Instructions for the task → Since pictures are not wanted in the copy, output only the rest of each record exactly.

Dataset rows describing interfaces
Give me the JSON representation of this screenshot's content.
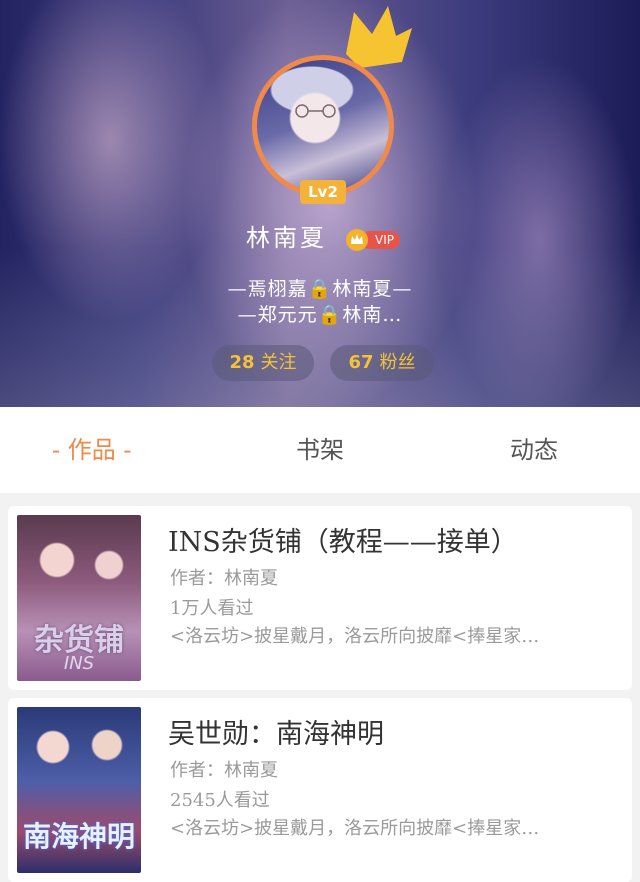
{
  "profile": {
    "level": "Lv2",
    "name": "林南夏",
    "vip_label": "VIP",
    "signature_line1": "—焉栩嘉🔒林南夏—",
    "signature_line2": "—郑元元🔒林南…",
    "following_count": "28",
    "following_label": "关注",
    "fans_count": "67",
    "fans_label": "粉丝"
  },
  "tabs": [
    {
      "label": "- 作品 -",
      "active": true
    },
    {
      "label": "书架",
      "active": false
    },
    {
      "label": "动态",
      "active": false
    }
  ],
  "books": [
    {
      "title": "INS杂货铺（教程——接单）",
      "author": "作者：林南夏",
      "views": "1万人看过",
      "description": "<洛云坊>披星戴月，洛云所向披靡<捧星家…",
      "cover_title": "杂货铺",
      "cover_sub": "INS"
    },
    {
      "title": "吴世勋：南海神明",
      "author": "作者：林南夏",
      "views": "2545人看过",
      "description": "<洛云坊>披星戴月，洛云所向披靡<捧星家…",
      "cover_title": "南海神明"
    }
  ],
  "colors": {
    "accent": "#ee8a4a",
    "stat_text": "#f4c23a",
    "level_badge": "#f4b23b",
    "vip_pill": "#e8544b"
  }
}
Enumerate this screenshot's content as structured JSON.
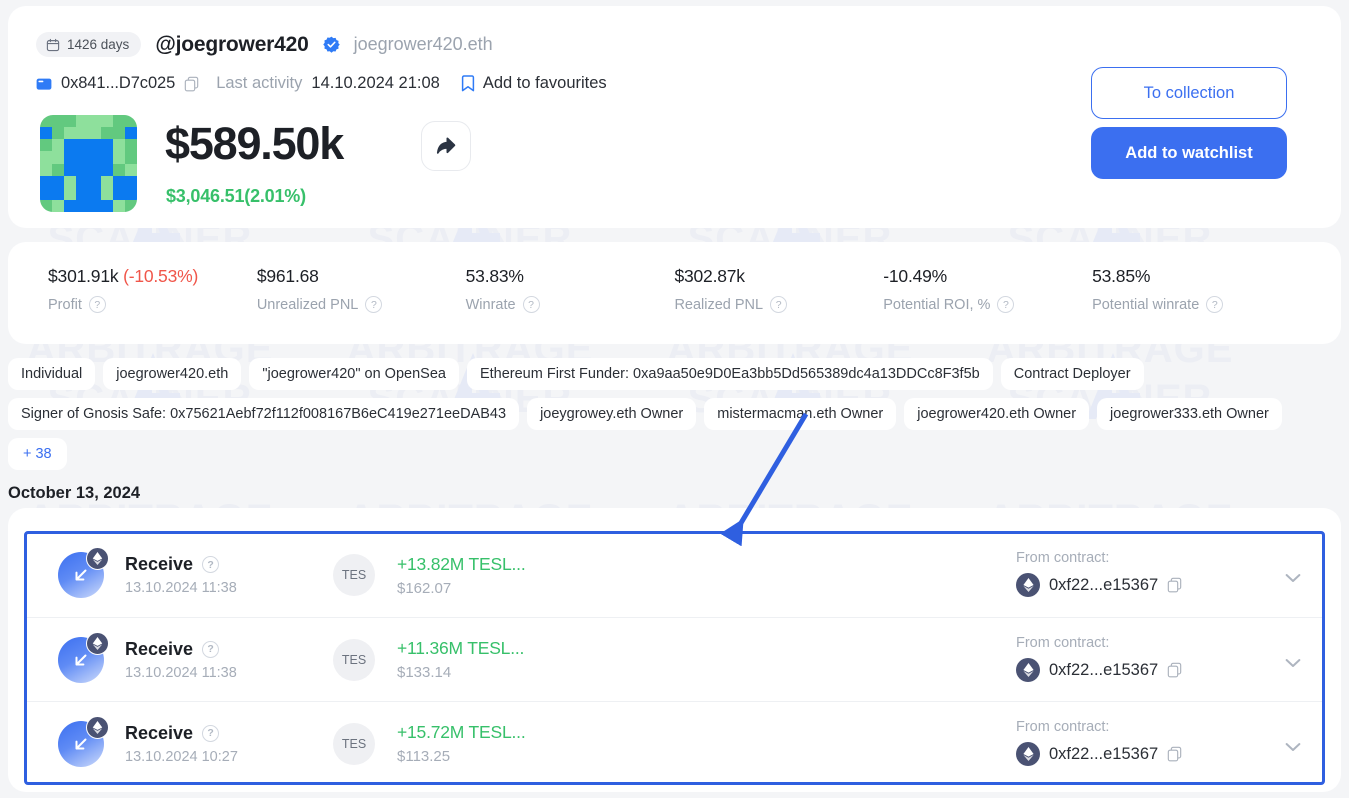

Exercise output →
Give me the JSON representation of this screenshot's content.
{
  "profile": {
    "level": "Lv2",
    "name": "林南夏",
    "vip_label": "VIP",
    "signature_line1": "—焉栩嘉🔒林南夏—",
    "signature_line2": "—郑元元🔒林南…",
    "following_count": "28",
    "following_label": "关注",
    "fans_count": "67",
    "fans_label": "粉丝"
  },
  "tabs": [
    {
      "label": "- 作品 -",
      "active": true
    },
    {
      "label": "书架",
      "active": false
    },
    {
      "label": "动态",
      "active": false
    }
  ],
  "books": [
    {
      "title": "INS杂货铺（教程——接单）",
      "author": "作者：林南夏",
      "views": "1万人看过",
      "description": "<洛云坊>披星戴月，洛云所向披靡<捧星家…",
      "cover_title": "杂货铺",
      "cover_sub": "INS"
    },
    {
      "title": "吴世勋：南海神明",
      "author": "作者：林南夏",
      "views": "2545人看过",
      "description": "<洛云坊>披星戴月，洛云所向披靡<捧星家…",
      "cover_title": "南海神明"
    }
  ],
  "colors": {
    "accent": "#ee8a4a",
    "stat_text": "#f4c23a",
    "level_badge": "#f4b23b",
    "vip_pill": "#e8544b"
  }
}
Enumerate this screenshot's content as structured JSON.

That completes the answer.